DIRECTIONS:
Look over the data below and give the number of lines containing the word "What", with no other words.

GIVEN INFORMATION:
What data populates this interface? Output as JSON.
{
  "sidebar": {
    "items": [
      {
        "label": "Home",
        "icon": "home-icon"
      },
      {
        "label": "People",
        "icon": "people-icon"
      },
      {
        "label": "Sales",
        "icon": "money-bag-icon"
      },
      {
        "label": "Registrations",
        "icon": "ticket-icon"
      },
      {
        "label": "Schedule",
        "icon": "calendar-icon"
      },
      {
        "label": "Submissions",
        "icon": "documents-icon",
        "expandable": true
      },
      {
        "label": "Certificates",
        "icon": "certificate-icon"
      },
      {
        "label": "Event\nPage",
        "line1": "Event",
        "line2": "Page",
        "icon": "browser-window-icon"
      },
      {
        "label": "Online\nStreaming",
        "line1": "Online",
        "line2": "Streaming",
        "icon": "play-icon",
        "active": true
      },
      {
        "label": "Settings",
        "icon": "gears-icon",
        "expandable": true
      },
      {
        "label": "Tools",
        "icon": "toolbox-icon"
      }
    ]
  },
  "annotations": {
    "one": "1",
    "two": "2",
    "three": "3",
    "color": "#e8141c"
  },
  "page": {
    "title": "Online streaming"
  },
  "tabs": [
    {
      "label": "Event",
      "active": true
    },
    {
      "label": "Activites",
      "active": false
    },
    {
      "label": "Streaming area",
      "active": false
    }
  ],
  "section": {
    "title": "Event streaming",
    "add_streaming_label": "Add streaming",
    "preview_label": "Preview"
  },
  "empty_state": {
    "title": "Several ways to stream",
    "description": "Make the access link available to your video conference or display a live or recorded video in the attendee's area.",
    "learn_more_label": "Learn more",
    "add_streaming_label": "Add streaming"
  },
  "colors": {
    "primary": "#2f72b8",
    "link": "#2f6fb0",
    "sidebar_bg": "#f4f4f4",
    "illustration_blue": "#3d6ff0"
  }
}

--

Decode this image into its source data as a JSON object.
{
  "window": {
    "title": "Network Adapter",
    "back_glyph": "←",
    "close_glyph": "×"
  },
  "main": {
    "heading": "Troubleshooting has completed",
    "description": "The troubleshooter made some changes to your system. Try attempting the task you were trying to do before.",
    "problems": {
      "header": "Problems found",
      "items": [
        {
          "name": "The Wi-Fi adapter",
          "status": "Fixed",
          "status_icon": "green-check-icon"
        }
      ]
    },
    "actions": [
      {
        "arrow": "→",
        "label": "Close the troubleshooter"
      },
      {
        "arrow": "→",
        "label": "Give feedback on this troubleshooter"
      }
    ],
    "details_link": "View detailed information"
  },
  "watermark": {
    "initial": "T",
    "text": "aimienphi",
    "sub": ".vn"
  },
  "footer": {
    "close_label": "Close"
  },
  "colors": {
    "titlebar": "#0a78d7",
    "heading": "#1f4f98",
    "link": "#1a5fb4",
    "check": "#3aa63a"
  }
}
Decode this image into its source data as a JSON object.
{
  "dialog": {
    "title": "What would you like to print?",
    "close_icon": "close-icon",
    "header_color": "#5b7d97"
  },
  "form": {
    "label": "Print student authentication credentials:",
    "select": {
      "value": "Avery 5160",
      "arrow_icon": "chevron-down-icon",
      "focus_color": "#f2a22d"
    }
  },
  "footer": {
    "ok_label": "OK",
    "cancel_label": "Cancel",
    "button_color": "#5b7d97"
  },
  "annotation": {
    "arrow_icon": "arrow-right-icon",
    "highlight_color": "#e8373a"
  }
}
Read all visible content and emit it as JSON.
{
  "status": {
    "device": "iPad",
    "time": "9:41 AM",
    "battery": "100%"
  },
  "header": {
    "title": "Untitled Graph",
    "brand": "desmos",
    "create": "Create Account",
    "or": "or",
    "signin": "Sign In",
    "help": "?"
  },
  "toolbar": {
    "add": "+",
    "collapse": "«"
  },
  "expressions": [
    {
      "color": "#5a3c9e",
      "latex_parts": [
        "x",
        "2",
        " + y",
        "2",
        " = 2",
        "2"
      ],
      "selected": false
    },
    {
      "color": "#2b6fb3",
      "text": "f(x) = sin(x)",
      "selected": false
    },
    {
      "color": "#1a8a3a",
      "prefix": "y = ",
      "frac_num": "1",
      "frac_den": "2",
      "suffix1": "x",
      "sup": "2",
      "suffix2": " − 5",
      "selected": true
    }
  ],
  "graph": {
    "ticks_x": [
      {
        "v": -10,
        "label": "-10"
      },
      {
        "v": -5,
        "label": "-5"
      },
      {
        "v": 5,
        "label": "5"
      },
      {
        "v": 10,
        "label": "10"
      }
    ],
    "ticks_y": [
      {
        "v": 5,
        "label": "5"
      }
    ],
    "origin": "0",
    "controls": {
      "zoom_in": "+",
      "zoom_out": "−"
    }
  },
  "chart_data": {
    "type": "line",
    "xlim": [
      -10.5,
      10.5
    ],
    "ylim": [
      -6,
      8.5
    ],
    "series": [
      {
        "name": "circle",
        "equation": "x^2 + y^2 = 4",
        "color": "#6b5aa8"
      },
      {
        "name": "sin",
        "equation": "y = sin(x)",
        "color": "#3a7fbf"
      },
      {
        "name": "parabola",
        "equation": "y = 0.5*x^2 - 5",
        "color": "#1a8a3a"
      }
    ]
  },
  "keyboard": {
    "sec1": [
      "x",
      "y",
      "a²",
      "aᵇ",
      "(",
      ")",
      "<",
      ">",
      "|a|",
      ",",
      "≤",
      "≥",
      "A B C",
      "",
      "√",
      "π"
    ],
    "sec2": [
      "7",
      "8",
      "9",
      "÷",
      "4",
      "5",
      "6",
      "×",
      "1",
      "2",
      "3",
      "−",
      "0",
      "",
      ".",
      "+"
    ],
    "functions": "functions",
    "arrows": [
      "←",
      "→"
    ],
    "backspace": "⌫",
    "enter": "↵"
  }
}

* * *

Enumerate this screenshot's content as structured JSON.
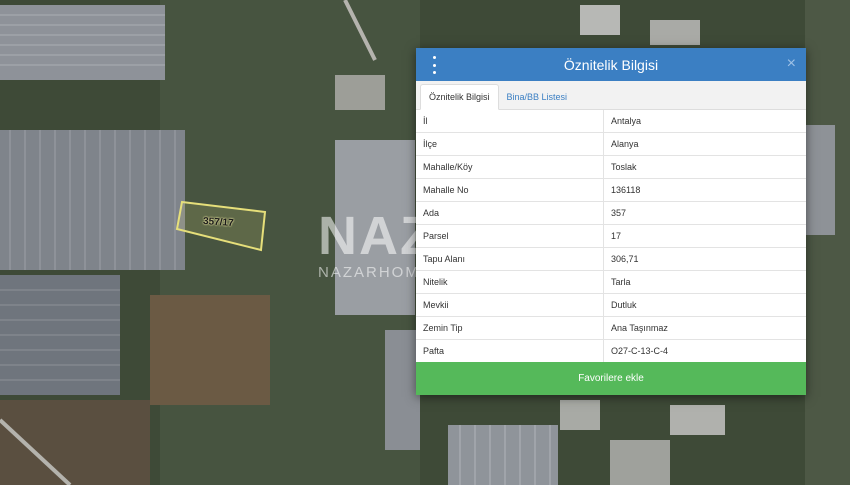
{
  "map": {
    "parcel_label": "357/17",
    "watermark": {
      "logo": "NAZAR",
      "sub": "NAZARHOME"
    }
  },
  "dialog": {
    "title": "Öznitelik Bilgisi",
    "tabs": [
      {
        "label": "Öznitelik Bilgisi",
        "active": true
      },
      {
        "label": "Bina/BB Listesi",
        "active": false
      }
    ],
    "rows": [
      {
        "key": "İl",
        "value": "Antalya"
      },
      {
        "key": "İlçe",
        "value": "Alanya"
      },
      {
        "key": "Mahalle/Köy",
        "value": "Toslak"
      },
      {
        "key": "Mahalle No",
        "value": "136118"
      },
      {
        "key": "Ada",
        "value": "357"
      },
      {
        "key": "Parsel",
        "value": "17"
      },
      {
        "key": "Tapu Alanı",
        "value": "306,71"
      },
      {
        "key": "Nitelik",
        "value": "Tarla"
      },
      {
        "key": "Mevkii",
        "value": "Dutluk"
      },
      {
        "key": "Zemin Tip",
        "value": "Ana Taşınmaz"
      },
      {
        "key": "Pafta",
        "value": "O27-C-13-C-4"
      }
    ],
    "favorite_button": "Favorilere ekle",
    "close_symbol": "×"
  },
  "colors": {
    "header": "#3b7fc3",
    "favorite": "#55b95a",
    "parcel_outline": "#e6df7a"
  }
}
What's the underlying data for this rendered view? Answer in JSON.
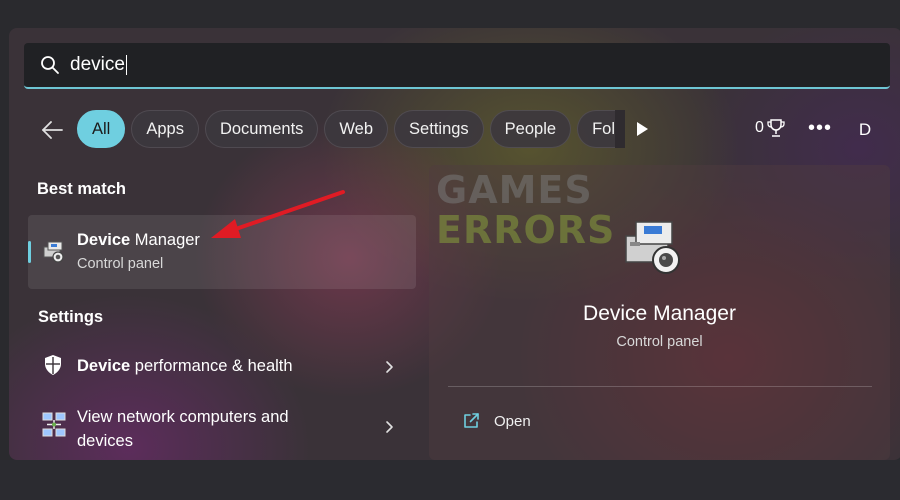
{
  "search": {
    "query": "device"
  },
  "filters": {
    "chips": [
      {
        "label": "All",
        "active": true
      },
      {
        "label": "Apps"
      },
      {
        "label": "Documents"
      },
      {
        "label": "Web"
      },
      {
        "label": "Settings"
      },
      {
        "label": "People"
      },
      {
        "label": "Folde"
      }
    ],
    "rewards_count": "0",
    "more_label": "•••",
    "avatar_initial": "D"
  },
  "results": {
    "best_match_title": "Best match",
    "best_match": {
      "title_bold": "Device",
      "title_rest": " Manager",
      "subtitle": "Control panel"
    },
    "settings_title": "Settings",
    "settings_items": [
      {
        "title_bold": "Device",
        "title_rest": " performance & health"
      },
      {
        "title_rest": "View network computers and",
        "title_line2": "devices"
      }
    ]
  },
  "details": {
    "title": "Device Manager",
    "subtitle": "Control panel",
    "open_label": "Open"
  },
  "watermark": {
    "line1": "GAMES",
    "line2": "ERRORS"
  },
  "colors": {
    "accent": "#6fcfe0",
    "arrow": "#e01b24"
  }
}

REPLY TO THE TASK:
3